╭─ SOURCE MATERIAL

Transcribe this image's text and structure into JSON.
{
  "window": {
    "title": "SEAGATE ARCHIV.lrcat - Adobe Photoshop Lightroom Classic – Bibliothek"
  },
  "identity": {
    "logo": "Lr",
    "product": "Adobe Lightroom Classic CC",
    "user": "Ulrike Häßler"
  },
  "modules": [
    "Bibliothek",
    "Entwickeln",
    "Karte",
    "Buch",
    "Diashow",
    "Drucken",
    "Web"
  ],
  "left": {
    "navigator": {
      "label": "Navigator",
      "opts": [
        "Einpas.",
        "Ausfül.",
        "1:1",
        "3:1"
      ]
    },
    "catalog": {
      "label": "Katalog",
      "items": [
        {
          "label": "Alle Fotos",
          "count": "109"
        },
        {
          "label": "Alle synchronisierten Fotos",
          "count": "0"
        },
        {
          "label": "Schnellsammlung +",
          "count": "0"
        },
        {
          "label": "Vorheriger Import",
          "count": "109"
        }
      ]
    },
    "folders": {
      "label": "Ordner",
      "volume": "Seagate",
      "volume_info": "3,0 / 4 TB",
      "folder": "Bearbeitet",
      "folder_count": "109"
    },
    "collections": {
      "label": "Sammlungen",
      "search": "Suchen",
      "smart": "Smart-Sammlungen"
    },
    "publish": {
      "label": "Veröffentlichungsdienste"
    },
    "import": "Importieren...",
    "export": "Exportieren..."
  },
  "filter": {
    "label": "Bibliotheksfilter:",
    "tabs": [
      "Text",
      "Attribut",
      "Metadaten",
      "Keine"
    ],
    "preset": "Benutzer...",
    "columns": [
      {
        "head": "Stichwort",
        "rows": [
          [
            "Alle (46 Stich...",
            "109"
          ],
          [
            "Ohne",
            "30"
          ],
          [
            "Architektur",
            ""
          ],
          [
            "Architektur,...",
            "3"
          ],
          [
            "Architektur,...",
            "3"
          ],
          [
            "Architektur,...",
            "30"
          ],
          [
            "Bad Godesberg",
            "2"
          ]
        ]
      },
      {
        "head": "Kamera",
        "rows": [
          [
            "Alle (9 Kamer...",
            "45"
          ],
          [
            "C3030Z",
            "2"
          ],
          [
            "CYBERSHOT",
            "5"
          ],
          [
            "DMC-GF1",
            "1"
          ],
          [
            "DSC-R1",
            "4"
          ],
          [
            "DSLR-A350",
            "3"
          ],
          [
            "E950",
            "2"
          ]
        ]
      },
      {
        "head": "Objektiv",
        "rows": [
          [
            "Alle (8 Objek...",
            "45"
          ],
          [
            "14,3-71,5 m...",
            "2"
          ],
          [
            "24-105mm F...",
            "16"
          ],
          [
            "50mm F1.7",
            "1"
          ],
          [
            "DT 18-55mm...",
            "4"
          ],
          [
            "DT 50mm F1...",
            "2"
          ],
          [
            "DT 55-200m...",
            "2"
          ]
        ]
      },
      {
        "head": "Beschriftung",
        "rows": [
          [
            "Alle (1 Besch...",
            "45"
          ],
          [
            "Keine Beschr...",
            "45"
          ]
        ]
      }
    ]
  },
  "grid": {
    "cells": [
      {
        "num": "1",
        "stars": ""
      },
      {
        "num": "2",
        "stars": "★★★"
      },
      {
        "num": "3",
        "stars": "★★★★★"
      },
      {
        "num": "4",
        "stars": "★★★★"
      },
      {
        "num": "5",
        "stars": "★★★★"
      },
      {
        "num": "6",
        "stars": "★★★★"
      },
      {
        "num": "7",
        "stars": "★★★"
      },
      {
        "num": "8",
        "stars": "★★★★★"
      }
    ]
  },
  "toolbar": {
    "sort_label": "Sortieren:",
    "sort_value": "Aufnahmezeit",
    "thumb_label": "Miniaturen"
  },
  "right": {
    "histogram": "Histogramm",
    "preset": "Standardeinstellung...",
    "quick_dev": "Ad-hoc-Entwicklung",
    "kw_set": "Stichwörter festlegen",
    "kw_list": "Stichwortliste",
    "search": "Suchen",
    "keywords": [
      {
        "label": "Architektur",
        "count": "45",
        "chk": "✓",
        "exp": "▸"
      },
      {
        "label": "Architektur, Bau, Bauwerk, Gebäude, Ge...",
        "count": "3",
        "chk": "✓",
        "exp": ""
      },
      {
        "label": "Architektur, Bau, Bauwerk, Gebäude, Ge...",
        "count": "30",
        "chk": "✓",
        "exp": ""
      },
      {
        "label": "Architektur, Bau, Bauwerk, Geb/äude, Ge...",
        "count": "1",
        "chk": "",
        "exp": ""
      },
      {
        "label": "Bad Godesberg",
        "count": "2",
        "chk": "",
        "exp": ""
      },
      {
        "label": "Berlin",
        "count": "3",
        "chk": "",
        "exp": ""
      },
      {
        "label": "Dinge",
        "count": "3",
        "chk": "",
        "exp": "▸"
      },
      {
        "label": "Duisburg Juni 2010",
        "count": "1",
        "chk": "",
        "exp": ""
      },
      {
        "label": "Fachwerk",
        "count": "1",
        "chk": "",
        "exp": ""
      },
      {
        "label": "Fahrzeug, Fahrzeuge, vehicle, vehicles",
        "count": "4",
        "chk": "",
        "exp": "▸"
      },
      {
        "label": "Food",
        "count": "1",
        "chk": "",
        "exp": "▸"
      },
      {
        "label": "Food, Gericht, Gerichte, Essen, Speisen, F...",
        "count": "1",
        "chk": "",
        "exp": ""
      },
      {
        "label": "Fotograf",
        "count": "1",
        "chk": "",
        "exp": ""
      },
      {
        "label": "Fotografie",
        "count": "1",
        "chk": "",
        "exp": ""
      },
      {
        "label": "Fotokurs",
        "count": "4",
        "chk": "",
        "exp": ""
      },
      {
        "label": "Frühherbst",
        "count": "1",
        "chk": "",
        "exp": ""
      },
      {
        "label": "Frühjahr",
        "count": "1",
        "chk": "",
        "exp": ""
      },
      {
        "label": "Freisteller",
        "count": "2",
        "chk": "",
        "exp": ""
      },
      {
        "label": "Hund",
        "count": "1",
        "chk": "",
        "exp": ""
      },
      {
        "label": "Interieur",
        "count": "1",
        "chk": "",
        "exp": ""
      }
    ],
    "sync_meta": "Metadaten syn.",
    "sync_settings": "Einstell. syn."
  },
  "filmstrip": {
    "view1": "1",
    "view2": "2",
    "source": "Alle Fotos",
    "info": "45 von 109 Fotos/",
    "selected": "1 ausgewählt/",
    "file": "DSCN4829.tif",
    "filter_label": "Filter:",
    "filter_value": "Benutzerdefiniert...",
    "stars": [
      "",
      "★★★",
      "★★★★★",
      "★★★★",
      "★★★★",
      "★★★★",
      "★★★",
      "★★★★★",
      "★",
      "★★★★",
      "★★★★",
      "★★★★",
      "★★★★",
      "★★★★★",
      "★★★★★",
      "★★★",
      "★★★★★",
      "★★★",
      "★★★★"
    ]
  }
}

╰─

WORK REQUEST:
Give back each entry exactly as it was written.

ANSWER BELOW:
Transcribe this image's text and structure into JSON.
{
  "window": {
    "title": "SEAGATE ARCHIV.lrcat - Adobe Photoshop Lightroom Classic – Bibliothek"
  },
  "identity": {
    "logo": "Lr",
    "product": "Adobe Lightroom Classic CC",
    "user": "Ulrike Häßler"
  },
  "modules": [
    "Bibliothek",
    "Entwickeln",
    "Karte",
    "Buch",
    "Diashow",
    "Drucken",
    "Web"
  ],
  "left": {
    "navigator": {
      "label": "Navigator",
      "opts": [
        "Einpas.",
        "Ausfül.",
        "1:1",
        "3:1"
      ]
    },
    "catalog": {
      "label": "Katalog",
      "items": [
        {
          "label": "Alle Fotos",
          "count": "109"
        },
        {
          "label": "Alle synchronisierten Fotos",
          "count": "0"
        },
        {
          "label": "Schnellsammlung +",
          "count": "0"
        },
        {
          "label": "Vorheriger Import",
          "count": "109"
        }
      ]
    },
    "folders": {
      "label": "Ordner",
      "volume": "Seagate",
      "volume_info": "3,0 / 4 TB",
      "folder": "Bearbeitet",
      "folder_count": "109"
    },
    "collections": {
      "label": "Sammlungen",
      "search": "Suchen",
      "smart": "Smart-Sammlungen"
    },
    "publish": {
      "label": "Veröffentlichungsdienste"
    },
    "import": "Importieren...",
    "export": "Exportieren..."
  },
  "filter": {
    "label": "Bibliotheksfilter:",
    "tabs": [
      "Text",
      "Attribut",
      "Metadaten",
      "Keine"
    ],
    "preset": "Benutzer...",
    "columns": [
      {
        "head": "Stichwort",
        "rows": [
          [
            "Alle (46 Stich...",
            "109"
          ],
          [
            "Ohne",
            "30"
          ],
          [
            "Architektur",
            ""
          ],
          [
            "Architektur,...",
            "3"
          ],
          [
            "Architektur,...",
            "3"
          ],
          [
            "Architektur,...",
            "30"
          ],
          [
            "Bad Godesberg",
            "2"
          ]
        ]
      },
      {
        "head": "Kamera",
        "rows": [
          [
            "Alle (9 Kamer...",
            "45"
          ],
          [
            "C3030Z",
            "2"
          ],
          [
            "CYBERSHOT",
            "5"
          ],
          [
            "DMC-GF1",
            "1"
          ],
          [
            "DSC-R1",
            "4"
          ],
          [
            "DSLR-A350",
            "3"
          ],
          [
            "E950",
            "2"
          ]
        ]
      },
      {
        "head": "Objektiv",
        "rows": [
          [
            "Alle (8 Objek...",
            "45"
          ],
          [
            "14,3-71,5 m...",
            "2"
          ],
          [
            "24-105mm F...",
            "16"
          ],
          [
            "50mm F1.7",
            "1"
          ],
          [
            "DT 18-55mm...",
            "4"
          ],
          [
            "DT 50mm F1...",
            "2"
          ],
          [
            "DT 55-200m...",
            "2"
          ]
        ]
      },
      {
        "head": "Beschriftung",
        "rows": [
          [
            "Alle (1 Besch...",
            "45"
          ],
          [
            "Keine Beschr...",
            "45"
          ]
        ]
      }
    ]
  },
  "grid": {
    "cells": [
      {
        "num": "1",
        "stars": ""
      },
      {
        "num": "2",
        "stars": "★★★"
      },
      {
        "num": "3",
        "stars": "★★★★★"
      },
      {
        "num": "4",
        "stars": "★★★★"
      },
      {
        "num": "5",
        "stars": "★★★★"
      },
      {
        "num": "6",
        "stars": "★★★★"
      },
      {
        "num": "7",
        "stars": "★★★"
      },
      {
        "num": "8",
        "stars": "★★★★★"
      }
    ]
  },
  "toolbar": {
    "sort_label": "Sortieren:",
    "sort_value": "Aufnahmezeit",
    "thumb_label": "Miniaturen"
  },
  "right": {
    "histogram": "Histogramm",
    "preset": "Standardeinstellung...",
    "quick_dev": "Ad-hoc-Entwicklung",
    "kw_set": "Stichwörter festlegen",
    "kw_list": "Stichwortliste",
    "search": "Suchen",
    "keywords": [
      {
        "label": "Architektur",
        "count": "45",
        "chk": "✓",
        "exp": "▸"
      },
      {
        "label": "Architektur, Bau, Bauwerk, Gebäude, Ge...",
        "count": "3",
        "chk": "✓",
        "exp": ""
      },
      {
        "label": "Architektur, Bau, Bauwerk, Gebäude, Ge...",
        "count": "30",
        "chk": "✓",
        "exp": ""
      },
      {
        "label": "Architektur, Bau, Bauwerk, Geb/äude, Ge...",
        "count": "1",
        "chk": "",
        "exp": ""
      },
      {
        "label": "Bad Godesberg",
        "count": "2",
        "chk": "",
        "exp": ""
      },
      {
        "label": "Berlin",
        "count": "3",
        "chk": "",
        "exp": ""
      },
      {
        "label": "Dinge",
        "count": "3",
        "chk": "",
        "exp": "▸"
      },
      {
        "label": "Duisburg Juni 2010",
        "count": "1",
        "chk": "",
        "exp": ""
      },
      {
        "label": "Fachwerk",
        "count": "1",
        "chk": "",
        "exp": ""
      },
      {
        "label": "Fahrzeug, Fahrzeuge, vehicle, vehicles",
        "count": "4",
        "chk": "",
        "exp": "▸"
      },
      {
        "label": "Food",
        "count": "1",
        "chk": "",
        "exp": "▸"
      },
      {
        "label": "Food, Gericht, Gerichte, Essen, Speisen, F...",
        "count": "1",
        "chk": "",
        "exp": ""
      },
      {
        "label": "Fotograf",
        "count": "1",
        "chk": "",
        "exp": ""
      },
      {
        "label": "Fotografie",
        "count": "1",
        "chk": "",
        "exp": ""
      },
      {
        "label": "Fotokurs",
        "count": "4",
        "chk": "",
        "exp": ""
      },
      {
        "label": "Frühherbst",
        "count": "1",
        "chk": "",
        "exp": ""
      },
      {
        "label": "Frühjahr",
        "count": "1",
        "chk": "",
        "exp": ""
      },
      {
        "label": "Freisteller",
        "count": "2",
        "chk": "",
        "exp": ""
      },
      {
        "label": "Hund",
        "count": "1",
        "chk": "",
        "exp": ""
      },
      {
        "label": "Interieur",
        "count": "1",
        "chk": "",
        "exp": ""
      }
    ],
    "sync_meta": "Metadaten syn.",
    "sync_settings": "Einstell. syn."
  },
  "filmstrip": {
    "view1": "1",
    "view2": "2",
    "source": "Alle Fotos",
    "info": "45 von 109 Fotos/",
    "selected": "1 ausgewählt/",
    "file": "DSCN4829.tif",
    "filter_label": "Filter:",
    "filter_value": "Benutzerdefiniert...",
    "stars": [
      "",
      "★★★",
      "★★★★★",
      "★★★★",
      "★★★★",
      "★★★★",
      "★★★",
      "★★★★★",
      "★",
      "★★★★",
      "★★★★",
      "★★★★",
      "★★★★",
      "★★★★★",
      "★★★★★",
      "★★★",
      "★★★★★",
      "★★★",
      "★★★★"
    ]
  }
}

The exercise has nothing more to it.